|Drop 2 m7 1st Inversion||b3||b7||R||5|
|Drop 2 m7 2nd Inversion||5||R||b3||b7|
|Drop 2 m7 3rd Inversion||b7||b3||5||R|
Here are those Drop 2 m7 chords on the fretbaord in all four inversions, starting with Cm7 to get them under your fingers and into your ears.
When you have these chords down, try playing the four inversions of Cm7 Drop 3 chords on the 5th string, followed by all four inversions of Drop 2 Cm7 chords on the 5th string, in order to compare these two groups of chords by both sound and shape on the neck.
Moving on to Drop 2 m6 chords on the 5th string, you are going to use the same technique as you did with Drop 3 chords, and simply lower the b7 from the previous chord grips to produce four inversions of m6 chords.
As was the case with the Drop 3 chords, if you play Cm6, it contains the same notes as Am7b5, so that relationship remains the same no matter what type of m6 chord you are playing.
|Drop 2 m6 Root Position||R||5||6||b3|
|Drop 2 m6 1st Inversion||b3||6||R||5|
|Drop 2 m6 2nd Inversion||5||R||b3||6|
|Drop 2 m6 3rd Inversion||6||b3||5||R|
Here are four inversions of Drop 2 Cm6 chords on the 5th string to explore in the practice room, first in this key and then in all 12 keys around the neck.
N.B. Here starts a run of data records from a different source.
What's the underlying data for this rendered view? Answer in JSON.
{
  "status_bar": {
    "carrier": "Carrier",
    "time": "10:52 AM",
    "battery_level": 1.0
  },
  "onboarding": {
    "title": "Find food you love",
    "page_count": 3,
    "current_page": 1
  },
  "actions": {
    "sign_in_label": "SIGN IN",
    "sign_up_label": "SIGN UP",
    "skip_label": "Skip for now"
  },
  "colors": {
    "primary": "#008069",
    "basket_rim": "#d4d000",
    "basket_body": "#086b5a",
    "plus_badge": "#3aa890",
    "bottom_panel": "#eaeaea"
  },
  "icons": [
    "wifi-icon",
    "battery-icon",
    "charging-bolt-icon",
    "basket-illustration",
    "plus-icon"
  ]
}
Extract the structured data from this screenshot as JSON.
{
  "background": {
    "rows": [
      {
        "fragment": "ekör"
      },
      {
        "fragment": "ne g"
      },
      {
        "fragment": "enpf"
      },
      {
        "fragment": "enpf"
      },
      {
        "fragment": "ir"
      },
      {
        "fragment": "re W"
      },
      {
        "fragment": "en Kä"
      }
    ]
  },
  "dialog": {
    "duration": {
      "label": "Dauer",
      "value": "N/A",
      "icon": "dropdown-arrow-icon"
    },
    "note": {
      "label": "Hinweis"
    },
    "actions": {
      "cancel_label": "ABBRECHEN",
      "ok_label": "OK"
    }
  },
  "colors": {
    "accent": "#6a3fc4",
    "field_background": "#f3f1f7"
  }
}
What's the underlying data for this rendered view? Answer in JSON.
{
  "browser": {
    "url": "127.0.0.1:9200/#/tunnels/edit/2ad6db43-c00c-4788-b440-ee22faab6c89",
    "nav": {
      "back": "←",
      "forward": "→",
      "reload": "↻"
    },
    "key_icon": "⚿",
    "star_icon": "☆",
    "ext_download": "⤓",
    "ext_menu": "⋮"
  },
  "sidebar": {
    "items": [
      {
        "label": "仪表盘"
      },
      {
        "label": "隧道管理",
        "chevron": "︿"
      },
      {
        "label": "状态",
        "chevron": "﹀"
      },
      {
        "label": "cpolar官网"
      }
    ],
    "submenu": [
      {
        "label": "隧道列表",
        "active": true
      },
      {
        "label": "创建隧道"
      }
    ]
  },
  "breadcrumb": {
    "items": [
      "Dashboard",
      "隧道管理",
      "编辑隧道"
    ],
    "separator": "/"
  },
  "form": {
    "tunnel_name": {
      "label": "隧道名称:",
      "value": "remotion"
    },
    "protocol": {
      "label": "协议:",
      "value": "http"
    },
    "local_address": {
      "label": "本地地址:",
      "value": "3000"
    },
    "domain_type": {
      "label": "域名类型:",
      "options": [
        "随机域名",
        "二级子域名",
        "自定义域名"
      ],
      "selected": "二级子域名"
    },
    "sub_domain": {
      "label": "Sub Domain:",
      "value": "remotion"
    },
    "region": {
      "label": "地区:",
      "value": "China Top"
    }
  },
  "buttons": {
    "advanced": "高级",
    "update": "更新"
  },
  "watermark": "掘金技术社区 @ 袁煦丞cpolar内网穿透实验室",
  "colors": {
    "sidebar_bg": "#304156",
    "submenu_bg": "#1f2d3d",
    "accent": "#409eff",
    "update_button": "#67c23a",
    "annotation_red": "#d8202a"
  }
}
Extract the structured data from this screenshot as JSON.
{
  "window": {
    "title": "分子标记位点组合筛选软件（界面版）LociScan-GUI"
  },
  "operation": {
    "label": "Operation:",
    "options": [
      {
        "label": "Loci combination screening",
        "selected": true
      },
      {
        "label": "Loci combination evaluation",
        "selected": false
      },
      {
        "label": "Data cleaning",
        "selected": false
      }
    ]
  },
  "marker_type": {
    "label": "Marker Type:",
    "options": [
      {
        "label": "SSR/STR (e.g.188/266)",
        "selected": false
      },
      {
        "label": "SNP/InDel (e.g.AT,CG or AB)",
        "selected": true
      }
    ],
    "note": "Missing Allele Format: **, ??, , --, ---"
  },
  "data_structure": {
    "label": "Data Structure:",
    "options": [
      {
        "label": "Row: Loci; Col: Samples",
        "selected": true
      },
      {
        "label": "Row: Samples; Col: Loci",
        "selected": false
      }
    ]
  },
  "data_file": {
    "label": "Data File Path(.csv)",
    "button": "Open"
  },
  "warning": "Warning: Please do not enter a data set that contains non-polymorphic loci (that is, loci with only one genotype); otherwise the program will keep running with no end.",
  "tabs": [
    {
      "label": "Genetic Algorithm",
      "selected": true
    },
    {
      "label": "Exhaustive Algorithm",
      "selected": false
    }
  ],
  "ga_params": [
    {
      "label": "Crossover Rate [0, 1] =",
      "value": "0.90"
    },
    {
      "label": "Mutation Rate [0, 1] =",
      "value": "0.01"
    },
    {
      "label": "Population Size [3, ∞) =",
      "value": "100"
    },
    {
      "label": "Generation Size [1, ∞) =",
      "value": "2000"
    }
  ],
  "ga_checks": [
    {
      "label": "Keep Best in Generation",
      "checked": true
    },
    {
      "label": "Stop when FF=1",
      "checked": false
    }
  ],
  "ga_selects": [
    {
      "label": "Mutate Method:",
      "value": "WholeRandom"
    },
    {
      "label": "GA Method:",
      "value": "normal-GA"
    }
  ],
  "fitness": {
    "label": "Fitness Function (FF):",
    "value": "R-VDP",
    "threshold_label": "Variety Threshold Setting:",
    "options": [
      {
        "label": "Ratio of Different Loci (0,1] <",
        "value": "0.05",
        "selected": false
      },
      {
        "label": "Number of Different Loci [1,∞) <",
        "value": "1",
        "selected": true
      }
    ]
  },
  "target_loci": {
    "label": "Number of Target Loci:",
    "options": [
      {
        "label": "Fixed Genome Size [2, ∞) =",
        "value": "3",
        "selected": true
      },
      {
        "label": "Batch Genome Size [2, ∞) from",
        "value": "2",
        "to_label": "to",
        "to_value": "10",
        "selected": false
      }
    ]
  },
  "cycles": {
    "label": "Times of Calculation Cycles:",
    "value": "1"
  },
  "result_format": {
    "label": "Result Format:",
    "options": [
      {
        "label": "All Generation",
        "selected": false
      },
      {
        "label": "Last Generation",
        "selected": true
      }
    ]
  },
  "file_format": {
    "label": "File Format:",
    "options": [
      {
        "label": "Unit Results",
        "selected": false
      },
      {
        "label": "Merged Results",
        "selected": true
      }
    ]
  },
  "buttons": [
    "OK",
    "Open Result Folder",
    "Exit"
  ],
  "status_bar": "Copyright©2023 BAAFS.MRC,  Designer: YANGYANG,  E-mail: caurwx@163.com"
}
Once you can do that, try playing the four Drop 2 Cm7 chords followed by these Drop 2 Cm6 chords in order to see/hear how they sound side-by-side on the guitar.
You now have eight ways to play m7 and eight ways to play m6 chords on the guitar.
With all of these harmonic knowledge you are ready to jam over your favorite jazz tune and never be lost for a minor chord shape.
But, just to be safe and complete our study of these shapes, let's take a look at Drop 2 chords on the top four strings, which are used for comping, chord melody and chord soloing ideas.
Since the interval forumlas for Drop 2 m7 and m6 chords are the same for each string set, you are ready to take these shapes onto the guitar right away on the top four strings.
Once you have these shapes under your fingers, try playing all eight Cm7 Drop 2 chords on both the 5th and 4th strings to see and hear how they sound when played back-to-back on the neck.
Here are four Cm6 chord shapes that you can practice in this key before taking them to all 12 keys around the guitar.
Again, you can practice playing both m7 and m6 shapes on the top four strings back to back to hear how they sound similar yet both have a unique color when played on their own.
Learning to play minor chords on the guitar can be tricky at first, but once you get some or all of these shapes under your fingers and into your playing all the hard work will be worth it.
When these chords are familiar to you, put on a backing track for a tune such as "Maiden Voyage" or "So What" and comp along using any/all of the chords from this lesson.